It tells the stories of three women living different lives in three countries, each facing a monumental change, each determined to confront that change in their own way, once they overcome the obstacle that stands in their way, and the discrimination that exists in their society, that causes some not to support their efforts.
It’s written in simple language and has the air of a story being told, almost one I can imagine listening to, or watching on film, rather than being lived in the moment.
There is little description, little of the mundane, there is a superficiality to it – almost fable-like, they don’t seem like real lives, there’s an element of cliché in what they each represent. There is a symmetry to the stories, a correlation that creeps up on the reader as we become aware of the pattern that makes these three situations similar and the ‘tresse’ that will create a connection between them.

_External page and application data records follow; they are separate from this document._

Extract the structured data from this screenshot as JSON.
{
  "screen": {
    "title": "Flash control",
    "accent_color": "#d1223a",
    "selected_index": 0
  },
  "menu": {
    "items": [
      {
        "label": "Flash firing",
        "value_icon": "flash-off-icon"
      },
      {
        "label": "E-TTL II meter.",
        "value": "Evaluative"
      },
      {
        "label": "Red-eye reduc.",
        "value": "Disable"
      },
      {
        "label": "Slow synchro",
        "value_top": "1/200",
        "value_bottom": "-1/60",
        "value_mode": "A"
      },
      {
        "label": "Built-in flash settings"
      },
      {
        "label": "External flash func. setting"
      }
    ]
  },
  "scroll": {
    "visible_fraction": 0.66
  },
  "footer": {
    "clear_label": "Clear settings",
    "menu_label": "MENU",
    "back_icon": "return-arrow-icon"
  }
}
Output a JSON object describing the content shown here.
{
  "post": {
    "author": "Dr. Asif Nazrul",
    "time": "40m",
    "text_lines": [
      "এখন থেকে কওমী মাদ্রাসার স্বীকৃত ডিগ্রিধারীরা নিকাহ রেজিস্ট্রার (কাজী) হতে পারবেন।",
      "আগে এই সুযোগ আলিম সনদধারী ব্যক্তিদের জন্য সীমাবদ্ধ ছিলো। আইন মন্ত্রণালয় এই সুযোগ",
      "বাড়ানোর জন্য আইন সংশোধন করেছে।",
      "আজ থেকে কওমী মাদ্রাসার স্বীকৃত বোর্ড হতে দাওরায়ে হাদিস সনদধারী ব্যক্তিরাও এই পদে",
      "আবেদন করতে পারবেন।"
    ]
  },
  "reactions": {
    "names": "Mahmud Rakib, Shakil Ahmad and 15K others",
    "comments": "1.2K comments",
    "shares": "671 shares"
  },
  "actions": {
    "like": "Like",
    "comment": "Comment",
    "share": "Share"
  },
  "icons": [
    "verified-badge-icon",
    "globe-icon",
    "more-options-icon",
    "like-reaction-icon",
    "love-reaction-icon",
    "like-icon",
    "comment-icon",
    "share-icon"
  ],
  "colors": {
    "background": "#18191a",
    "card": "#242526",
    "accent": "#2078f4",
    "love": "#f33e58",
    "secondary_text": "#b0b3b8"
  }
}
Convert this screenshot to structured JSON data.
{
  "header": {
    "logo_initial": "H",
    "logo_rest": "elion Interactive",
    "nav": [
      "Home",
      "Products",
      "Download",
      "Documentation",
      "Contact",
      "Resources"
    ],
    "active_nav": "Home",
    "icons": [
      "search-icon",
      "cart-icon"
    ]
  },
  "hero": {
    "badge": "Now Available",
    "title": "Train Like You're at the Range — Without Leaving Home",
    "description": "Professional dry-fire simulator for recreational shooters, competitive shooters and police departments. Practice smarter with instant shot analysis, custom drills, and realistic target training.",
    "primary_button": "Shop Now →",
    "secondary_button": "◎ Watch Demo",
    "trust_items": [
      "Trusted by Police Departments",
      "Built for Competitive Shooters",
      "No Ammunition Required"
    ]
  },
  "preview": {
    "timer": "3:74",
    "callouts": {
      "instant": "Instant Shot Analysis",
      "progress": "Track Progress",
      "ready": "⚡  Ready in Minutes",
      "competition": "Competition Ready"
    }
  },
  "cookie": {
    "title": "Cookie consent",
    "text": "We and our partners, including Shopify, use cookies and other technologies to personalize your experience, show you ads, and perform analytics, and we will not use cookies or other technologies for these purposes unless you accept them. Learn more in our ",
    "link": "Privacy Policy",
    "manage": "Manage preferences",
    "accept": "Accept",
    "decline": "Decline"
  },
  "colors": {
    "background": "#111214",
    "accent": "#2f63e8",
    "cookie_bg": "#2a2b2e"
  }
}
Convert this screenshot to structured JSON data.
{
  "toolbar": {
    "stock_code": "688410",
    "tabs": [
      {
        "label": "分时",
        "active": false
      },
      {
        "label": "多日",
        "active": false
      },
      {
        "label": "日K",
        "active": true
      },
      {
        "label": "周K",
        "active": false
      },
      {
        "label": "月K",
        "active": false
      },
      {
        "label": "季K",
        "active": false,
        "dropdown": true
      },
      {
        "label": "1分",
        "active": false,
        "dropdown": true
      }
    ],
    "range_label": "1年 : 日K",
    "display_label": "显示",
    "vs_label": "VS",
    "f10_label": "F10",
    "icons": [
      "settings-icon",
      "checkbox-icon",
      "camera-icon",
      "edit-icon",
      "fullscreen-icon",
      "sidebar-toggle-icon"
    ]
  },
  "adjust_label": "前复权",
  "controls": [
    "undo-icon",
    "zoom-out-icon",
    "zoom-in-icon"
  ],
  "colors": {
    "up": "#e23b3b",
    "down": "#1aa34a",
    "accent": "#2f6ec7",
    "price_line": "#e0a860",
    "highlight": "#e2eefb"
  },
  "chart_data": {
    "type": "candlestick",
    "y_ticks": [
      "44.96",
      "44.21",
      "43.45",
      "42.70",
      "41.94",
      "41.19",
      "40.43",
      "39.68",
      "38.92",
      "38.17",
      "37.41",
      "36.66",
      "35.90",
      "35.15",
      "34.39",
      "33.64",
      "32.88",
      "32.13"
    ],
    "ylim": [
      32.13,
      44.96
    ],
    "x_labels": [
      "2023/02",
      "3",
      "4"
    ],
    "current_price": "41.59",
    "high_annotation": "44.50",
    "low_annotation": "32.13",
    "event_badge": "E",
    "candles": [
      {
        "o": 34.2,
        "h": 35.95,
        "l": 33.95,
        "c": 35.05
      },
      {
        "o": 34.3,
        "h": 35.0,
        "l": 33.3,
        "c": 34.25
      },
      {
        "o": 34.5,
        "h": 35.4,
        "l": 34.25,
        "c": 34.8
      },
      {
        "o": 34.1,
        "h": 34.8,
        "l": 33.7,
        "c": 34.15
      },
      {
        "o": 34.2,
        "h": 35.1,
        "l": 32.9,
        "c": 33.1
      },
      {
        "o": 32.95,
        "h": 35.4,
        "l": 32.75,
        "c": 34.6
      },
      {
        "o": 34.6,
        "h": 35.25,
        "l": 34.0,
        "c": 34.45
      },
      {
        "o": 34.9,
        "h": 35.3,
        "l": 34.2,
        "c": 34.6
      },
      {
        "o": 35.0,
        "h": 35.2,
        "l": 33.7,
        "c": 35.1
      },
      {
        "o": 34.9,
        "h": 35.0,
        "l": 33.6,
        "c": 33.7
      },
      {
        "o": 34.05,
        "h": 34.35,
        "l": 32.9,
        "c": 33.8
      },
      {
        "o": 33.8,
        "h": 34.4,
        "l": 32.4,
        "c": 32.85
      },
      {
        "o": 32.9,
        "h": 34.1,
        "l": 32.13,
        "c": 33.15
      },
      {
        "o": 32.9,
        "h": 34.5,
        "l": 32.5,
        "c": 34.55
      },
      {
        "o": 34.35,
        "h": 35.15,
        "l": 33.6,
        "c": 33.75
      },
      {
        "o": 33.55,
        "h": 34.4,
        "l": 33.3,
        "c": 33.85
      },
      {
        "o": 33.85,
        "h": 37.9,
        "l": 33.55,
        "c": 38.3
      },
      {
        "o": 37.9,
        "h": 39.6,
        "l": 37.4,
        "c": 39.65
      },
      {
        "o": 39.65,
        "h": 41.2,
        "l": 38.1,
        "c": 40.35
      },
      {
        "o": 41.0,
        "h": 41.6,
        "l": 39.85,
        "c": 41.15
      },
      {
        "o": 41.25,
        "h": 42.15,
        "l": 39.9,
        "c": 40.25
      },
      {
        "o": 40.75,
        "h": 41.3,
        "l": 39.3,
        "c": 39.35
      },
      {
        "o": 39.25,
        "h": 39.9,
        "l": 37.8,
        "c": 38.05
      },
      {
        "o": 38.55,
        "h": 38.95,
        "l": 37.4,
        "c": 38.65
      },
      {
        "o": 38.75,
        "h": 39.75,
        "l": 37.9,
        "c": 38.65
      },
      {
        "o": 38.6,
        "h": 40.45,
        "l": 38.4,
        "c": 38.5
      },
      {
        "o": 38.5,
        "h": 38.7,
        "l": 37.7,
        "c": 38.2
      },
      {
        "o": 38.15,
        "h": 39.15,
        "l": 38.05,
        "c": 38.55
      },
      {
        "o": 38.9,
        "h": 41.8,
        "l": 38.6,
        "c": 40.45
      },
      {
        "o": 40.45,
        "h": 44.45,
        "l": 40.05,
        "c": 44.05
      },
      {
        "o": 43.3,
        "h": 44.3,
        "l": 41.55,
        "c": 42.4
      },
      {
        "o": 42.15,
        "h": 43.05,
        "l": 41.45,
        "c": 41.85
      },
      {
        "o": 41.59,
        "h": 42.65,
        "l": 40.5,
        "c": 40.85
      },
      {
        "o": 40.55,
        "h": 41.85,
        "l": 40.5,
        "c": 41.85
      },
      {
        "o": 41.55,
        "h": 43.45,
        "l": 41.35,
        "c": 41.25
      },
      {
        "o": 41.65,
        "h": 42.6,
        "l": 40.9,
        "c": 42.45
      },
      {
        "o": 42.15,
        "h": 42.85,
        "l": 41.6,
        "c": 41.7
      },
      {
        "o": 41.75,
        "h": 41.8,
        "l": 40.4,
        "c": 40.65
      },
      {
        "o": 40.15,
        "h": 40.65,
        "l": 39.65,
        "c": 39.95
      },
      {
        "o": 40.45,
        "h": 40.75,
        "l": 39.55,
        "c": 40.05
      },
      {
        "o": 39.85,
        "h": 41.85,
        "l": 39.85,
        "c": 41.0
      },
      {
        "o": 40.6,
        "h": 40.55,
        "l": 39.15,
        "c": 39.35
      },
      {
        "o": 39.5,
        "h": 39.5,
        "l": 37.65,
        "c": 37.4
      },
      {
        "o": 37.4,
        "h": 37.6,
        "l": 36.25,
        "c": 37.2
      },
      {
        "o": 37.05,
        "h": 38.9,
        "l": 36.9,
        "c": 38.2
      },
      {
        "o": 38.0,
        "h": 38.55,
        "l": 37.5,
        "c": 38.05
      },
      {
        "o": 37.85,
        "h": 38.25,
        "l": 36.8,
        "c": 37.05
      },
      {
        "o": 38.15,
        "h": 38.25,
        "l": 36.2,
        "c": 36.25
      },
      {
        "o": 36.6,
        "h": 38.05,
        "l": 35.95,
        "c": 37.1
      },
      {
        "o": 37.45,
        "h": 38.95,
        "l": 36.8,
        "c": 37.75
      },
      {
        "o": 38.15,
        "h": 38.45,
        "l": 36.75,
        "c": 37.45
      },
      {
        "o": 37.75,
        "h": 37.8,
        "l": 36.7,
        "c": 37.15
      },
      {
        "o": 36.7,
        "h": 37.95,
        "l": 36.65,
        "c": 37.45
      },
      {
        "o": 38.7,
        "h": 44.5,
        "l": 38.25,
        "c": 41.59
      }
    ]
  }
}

India – we meet Smita, a young mother from the lowest caste, who is determined that her daughter will not follow in her footsteps, in the disgusting job she and her mother before her have had to do, she has a plan to enable her daughter to obtain an education, that confronts the expectations of her caste.
Sicilie – Guilia left school at 16 to work in her father’s atelier, as he lies unconscious in hospital she discovers he was hiding something from them and it is she who must save the day – through an arranged marriage as her mother suggests – or by stepping up and being courageous, helped by an outsider the community doesn’t accept.
Canada – Sarah is an ambitious lawyer and mother, her private life exists behind a wall of her own making, one she attributes her success to, a wall that comes crumbling down when an illness breaks through it and exposes her.
All three women take on their respective challenges despite the discrimination and obstacles and each will find solace in something unexpected.
I hesitated to read this for some time, just because it was in French, but I was pleasantly surprised by how easy it was to read and how little I had to look up new vocabulary. I enjoyed it when I did as I discovered new words and scribbled them in pencil in the margins. And then how I come across those words in the external world, resulting in me thinking I really would enjoy to read more of these works that are available in French but not yet in English.
Despite the satisfactory linguistic journey, I’m not sure it is a book I would have picked up normally. It touches on subjects that warrant further exploration, that are a little too conveniently side-stepped or imagined to be easily resolved, which left a quiet discomfort in accepting the outcomes proposed. The author chooses not to delve into the significant issues raised and instead provides this three pronged tale that ties things up a little too neatly at the end.
Any one of these stories could have been developed, their issues explored to raise awareness and encourage discussion; ignoring them feels like a mild form of cultural appropriation. I tried to find out whether the author had a personal connection to any one of the cultures she uses in the novel, but apart from visiting the countries, there doesn’t appear to be.
Yesterday I was in Marseille and visited a number of fabulous exhibitions in the MuCem (Museum of Civilisations of Europe and the Mediterranean) and was inspired by what I encountered there to wish to read more French books, like Frères Migrants by Patrick Chamoiseau, La pesanteur et la grâce by Simone Weil though they may challenge my comprehension. It is a city with a rich history and a wonderful cultural offering that I shall explore more. Perhaps I may try to share some of that here.